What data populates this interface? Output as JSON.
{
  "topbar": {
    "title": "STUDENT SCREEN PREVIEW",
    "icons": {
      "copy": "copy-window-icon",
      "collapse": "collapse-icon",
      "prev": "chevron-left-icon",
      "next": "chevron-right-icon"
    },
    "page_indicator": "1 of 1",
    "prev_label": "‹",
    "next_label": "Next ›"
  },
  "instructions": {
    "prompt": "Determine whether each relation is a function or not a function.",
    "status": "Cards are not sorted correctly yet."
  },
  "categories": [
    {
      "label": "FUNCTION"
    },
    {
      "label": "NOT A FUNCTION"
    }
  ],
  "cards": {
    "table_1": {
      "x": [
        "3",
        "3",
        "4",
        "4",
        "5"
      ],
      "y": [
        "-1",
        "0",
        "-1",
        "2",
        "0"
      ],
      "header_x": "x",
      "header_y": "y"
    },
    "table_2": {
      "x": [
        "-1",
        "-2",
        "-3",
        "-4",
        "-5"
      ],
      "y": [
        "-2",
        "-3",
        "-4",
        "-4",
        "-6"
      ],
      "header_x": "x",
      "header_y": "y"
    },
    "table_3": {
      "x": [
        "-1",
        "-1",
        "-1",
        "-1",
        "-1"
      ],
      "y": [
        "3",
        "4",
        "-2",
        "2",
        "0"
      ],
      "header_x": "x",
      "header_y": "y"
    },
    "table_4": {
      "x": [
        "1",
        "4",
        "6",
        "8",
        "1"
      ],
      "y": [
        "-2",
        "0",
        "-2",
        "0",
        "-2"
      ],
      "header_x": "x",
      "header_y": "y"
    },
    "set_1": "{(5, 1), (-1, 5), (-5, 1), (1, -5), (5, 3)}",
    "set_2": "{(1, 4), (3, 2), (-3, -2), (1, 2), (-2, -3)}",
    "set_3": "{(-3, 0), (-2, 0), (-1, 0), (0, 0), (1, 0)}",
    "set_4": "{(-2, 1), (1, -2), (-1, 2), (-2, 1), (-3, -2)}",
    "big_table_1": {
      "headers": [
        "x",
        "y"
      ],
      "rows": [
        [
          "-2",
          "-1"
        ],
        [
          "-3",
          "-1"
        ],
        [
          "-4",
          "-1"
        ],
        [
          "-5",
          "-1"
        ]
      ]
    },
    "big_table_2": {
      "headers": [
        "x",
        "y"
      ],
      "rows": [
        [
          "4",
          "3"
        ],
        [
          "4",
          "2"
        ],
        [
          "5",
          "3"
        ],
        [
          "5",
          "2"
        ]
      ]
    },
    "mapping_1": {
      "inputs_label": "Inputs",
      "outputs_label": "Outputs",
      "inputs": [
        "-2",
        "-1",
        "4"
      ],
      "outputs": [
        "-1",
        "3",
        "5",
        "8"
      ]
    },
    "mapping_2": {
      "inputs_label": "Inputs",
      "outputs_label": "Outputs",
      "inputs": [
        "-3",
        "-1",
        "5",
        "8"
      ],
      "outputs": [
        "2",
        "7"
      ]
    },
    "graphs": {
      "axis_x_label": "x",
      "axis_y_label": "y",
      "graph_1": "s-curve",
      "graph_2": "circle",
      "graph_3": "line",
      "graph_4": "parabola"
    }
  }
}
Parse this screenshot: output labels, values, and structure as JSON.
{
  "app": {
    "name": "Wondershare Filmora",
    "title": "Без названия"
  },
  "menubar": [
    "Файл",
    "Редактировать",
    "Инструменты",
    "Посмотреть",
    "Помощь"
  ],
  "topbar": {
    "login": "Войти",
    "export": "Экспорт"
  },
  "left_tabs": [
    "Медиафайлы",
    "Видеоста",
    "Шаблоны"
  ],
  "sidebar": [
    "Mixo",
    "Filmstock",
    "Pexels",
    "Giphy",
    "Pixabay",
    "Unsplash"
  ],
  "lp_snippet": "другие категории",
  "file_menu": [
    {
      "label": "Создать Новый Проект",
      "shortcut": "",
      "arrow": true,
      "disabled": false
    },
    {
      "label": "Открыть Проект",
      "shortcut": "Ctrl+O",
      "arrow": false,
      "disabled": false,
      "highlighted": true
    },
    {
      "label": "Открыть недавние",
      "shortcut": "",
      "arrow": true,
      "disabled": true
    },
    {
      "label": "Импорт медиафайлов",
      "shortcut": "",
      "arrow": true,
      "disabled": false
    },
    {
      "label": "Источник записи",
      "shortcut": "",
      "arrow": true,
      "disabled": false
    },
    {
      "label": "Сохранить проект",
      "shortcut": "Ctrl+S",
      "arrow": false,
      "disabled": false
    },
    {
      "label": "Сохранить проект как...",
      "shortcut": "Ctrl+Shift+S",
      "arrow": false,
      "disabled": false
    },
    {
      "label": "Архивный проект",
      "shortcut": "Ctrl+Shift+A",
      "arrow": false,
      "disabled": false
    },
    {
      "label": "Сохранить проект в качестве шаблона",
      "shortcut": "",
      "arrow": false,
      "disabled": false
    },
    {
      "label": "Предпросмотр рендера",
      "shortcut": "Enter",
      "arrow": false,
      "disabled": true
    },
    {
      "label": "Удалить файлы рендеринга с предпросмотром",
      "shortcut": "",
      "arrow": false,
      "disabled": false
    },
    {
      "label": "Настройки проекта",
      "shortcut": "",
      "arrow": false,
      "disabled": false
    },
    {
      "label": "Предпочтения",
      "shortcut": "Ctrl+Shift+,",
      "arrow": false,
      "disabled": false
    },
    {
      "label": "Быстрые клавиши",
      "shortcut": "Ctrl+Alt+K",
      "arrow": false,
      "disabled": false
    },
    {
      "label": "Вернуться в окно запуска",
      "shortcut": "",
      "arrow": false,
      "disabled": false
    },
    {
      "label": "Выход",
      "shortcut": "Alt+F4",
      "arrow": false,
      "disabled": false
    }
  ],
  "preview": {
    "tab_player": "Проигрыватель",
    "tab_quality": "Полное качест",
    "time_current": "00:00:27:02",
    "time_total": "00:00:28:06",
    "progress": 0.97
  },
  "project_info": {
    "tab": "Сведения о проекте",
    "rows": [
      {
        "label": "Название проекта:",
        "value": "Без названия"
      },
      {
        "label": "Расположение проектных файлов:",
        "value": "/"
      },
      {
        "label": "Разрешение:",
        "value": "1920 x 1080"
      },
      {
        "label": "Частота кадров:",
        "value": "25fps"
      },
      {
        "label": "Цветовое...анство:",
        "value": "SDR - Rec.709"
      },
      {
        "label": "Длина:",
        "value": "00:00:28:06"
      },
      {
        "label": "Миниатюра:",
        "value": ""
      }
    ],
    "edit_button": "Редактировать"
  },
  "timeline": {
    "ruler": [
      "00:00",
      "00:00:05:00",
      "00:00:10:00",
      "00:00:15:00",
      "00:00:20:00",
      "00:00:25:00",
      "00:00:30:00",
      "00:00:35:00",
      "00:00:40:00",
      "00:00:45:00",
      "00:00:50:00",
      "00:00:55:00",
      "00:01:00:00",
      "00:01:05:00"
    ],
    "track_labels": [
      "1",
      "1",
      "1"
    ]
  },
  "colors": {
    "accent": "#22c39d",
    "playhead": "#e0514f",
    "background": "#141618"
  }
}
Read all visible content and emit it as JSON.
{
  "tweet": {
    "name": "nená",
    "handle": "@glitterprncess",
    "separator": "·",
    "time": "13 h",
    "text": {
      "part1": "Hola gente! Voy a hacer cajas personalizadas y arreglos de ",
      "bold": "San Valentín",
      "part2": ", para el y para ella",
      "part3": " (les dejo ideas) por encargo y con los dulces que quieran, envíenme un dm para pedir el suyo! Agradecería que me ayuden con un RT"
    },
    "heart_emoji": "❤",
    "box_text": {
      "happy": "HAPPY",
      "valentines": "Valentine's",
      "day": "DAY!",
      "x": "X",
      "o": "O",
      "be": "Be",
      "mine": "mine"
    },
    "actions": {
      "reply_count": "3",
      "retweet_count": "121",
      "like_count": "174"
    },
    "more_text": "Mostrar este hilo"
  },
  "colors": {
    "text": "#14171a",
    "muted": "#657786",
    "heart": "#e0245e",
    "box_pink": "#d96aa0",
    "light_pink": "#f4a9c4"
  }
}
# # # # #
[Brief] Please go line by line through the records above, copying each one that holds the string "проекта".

[Exercise output]
      "label": "Настройки проекта",
        "label": "Название проекта:",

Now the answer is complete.